- _What to do_
Whatever the lines below say, output them exactly.

- _Data extracts_
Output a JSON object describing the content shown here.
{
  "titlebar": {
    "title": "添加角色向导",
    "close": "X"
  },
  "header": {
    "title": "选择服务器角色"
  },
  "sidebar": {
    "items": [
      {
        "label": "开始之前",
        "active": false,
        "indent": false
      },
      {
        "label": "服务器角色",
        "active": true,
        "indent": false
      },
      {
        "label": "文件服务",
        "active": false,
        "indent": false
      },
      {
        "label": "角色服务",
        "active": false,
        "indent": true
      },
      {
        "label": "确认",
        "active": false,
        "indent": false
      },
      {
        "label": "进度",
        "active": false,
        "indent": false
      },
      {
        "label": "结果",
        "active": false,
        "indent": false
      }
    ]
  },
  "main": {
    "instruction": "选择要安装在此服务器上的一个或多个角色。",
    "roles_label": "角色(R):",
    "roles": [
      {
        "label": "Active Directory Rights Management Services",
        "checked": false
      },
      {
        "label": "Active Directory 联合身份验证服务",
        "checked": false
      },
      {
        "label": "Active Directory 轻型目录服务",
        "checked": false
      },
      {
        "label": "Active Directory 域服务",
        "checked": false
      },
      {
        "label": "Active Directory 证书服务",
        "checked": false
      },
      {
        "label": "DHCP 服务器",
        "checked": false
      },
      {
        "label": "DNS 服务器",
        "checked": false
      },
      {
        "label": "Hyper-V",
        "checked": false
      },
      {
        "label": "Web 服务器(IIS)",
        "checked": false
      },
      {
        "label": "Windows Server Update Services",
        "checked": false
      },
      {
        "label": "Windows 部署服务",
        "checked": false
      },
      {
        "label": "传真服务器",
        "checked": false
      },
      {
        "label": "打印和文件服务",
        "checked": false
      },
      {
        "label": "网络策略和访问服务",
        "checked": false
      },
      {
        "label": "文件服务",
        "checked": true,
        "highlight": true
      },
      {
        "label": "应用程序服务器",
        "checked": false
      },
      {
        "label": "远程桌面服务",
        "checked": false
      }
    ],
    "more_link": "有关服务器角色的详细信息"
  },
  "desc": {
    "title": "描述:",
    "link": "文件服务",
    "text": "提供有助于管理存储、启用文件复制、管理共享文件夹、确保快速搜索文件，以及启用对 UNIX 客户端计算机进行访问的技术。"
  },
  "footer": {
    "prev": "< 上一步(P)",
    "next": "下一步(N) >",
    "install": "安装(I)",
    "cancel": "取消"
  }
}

- _Written solution_
Output a JSON object describing the content shown here.
{
  "titlebar": {
    "title": "添加角色向导",
    "close": "X"
  },
  "header": {
    "title": "选择服务器角色"
  },
  "sidebar": {
    "items": [
      {
        "label": "开始之前",
        "active": false,
        "indent": false
      },
      {
        "label": "服务器角色",
        "active": true,
        "indent": false
      },
      {
        "label": "文件服务",
        "active": false,
        "indent": false
      },
      {
        "label": "角色服务",
        "active": false,
        "indent": true
      },
      {
        "label": "确认",
        "active": false,
        "indent": false
      },
      {
        "label": "进度",
        "active": false,
        "indent": false
      },
      {
        "label": "结果",
        "active": false,
        "indent": false
      }
    ]
  },
  "main": {
    "instruction": "选择要安装在此服务器上的一个或多个角色。",
    "roles_label": "角色(R):",
    "roles": [
      {
        "label": "Active Directory Rights Management Services",
        "checked": false
      },
      {
        "label": "Active Directory 联合身份验证服务",
        "checked": false
      },
      {
        "label": "Active Directory 轻型目录服务",
        "checked": false
      },
      {
        "label": "Active Directory 域服务",
        "checked": false
      },
      {
        "label": "Active Directory 证书服务",
        "checked": false
      },
      {
        "label": "DHCP 服务器",
        "checked": false
      },
      {
        "label": "DNS 服务器",
        "checked": false
      },
      {
        "label": "Hyper-V",
        "checked": false
      },
      {
        "label": "Web 服务器(IIS)",
        "checked": false
      },
      {
        "label": "Windows Server Update Services",
        "checked": false
      },
      {
        "label": "Windows 部署服务",
        "checked": false
      },
      {
        "label": "传真服务器",
        "checked": false
      },
      {
        "label": "打印和文件服务",
        "checked": false
      },
      {
        "label": "网络策略和访问服务",
        "checked": false
      },
      {
        "label": "文件服务",
        "checked": true,
        "highlight": true
      },
      {
        "label": "应用程序服务器",
        "checked": false
      },
      {
        "label": "远程桌面服务",
        "checked": false
      }
    ],
    "more_link": "有关服务器角色的详细信息"
  },
  "desc": {
    "title": "描述:",
    "link": "文件服务",
    "text": "提供有助于管理存储、启用文件复制、管理共享文件夹、确保快速搜索文件，以及启用对 UNIX 客户端计算机进行访问的技术。"
  },
  "footer": {
    "prev": "< 上一步(P)",
    "next": "下一步(N) >",
    "install": "安装(I)",
    "cancel": "取消"
  }
}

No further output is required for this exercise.